Photo: José Antonio Vargas: Illegal Immigrant Pulitzer Prize Journalist
The Pulitzer Prize winner will talk about it tonight and tomorrow night on an ABC special interview.
“You can call me whatever you want to call me. But I am an American,” said José Antonio to Dan Harris, from ABC.
José Antonio is telling everyone his story because he wishes to support the millions of illegal immigrants in the United States, while at the same time drawing attention to the DREAM Act.
José Antonio Vargas wrote the following on “The New York Times” about a phone call he made to his mother (who he hasn’t seen in 18 years), trying to “fill the gaps in my memory” about the day he left for the United States:
“My mother told me I was excited about meeting a stewardess, about getting on a plane.
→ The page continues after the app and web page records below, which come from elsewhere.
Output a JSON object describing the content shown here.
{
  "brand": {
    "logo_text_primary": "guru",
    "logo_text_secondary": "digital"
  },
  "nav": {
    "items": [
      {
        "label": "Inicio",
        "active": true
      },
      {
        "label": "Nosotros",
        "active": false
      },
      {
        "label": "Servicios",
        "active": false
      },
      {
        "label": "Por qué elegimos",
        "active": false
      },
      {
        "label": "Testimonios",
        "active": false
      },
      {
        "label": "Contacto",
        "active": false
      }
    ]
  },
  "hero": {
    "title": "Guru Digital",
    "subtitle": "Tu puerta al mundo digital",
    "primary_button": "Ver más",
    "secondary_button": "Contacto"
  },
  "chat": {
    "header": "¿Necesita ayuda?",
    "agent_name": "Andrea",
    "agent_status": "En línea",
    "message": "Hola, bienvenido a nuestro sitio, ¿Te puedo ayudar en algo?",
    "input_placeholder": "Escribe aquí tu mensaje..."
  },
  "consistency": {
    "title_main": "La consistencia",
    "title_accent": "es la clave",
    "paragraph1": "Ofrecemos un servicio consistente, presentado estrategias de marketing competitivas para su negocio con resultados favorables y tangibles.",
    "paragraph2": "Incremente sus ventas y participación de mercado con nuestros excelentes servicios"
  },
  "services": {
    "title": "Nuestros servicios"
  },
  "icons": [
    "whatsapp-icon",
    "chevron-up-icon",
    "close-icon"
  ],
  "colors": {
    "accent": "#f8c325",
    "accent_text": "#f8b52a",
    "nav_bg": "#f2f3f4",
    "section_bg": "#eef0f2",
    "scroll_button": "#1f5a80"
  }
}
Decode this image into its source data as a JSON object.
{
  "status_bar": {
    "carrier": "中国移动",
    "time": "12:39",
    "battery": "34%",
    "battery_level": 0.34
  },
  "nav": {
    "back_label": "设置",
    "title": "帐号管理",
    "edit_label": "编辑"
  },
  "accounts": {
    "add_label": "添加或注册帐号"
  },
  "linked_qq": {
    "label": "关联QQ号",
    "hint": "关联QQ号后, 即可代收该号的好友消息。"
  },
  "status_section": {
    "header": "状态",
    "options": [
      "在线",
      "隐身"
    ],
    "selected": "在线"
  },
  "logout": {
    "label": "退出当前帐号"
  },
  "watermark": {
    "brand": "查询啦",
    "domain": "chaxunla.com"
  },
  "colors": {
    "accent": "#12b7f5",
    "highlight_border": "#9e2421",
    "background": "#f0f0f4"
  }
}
She also reminded me of the one piece of advice she gave me for blending in: If anyone asked why I was coming to America, I should say I was going to Disneyland.”
Vargas grew up with his grandparents. When he was 16, he discovered his green card was fake at the DMV office, applying for a Drivers License.
Upon realizing his precarious situation, young José Antonio realized that he “could never give anyone reason to doubt I was an American. I convinced myself that if I worked enough, if I achieved enough, I would be rewarded with citizenship. I felt I could earn it.”
False documents that he obtained through the years allowed him to stay in the United States and live in Oregon; a friend of his provided a mailing address.
“Are we seriously going to deport 11 million people?” Vargas asked José Antonio to Dan Harris. “That’s the estimated number of undocumented people in this country. We’re not seriously going to do that. We have not had a really serious conversation about this issue.“
“We are a part of this society. And I think everyone deserves dignity.”
Don’t miss the whole interview tonight and Friday!